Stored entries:
===============

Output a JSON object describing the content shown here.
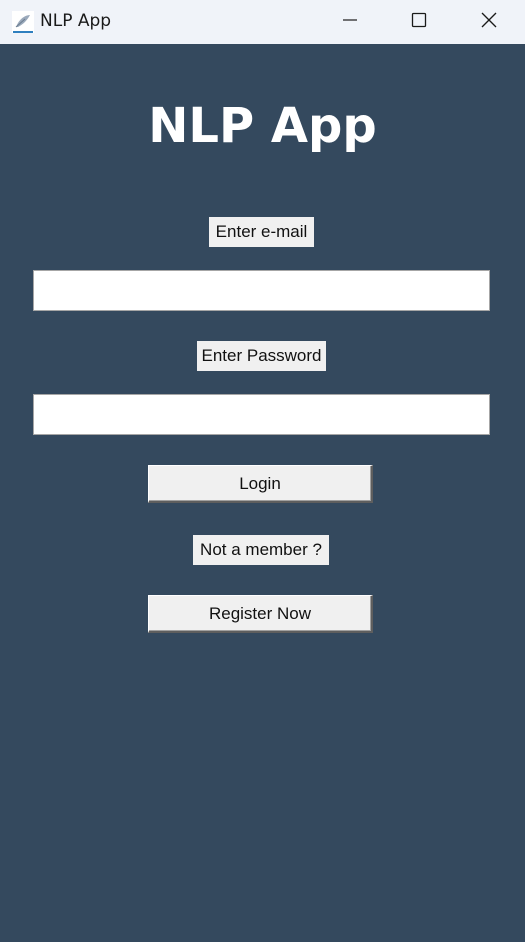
{
  "window": {
    "title": "NLP App",
    "app_icon": "feather-icon",
    "controls": {
      "minimize_icon": "minimize-icon",
      "maximize_icon": "maximize-icon",
      "close_icon": "close-icon"
    }
  },
  "colors": {
    "background": "#34495e",
    "titlebar": "#f0f3f9",
    "label_bg": "#f0f0f0",
    "title_text": "#ffffff"
  },
  "main": {
    "heading": "NLP App",
    "email_label": "Enter e-mail",
    "email_value": "",
    "password_label": "Enter Password",
    "password_value": "",
    "login_button": "Login",
    "member_prompt": "Not a member ?",
    "register_button": "Register Now"
  }
}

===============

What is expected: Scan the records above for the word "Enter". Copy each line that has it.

Exercise solution:
    "email_label": "Enter e-mail",
    "password_label": "Enter Password",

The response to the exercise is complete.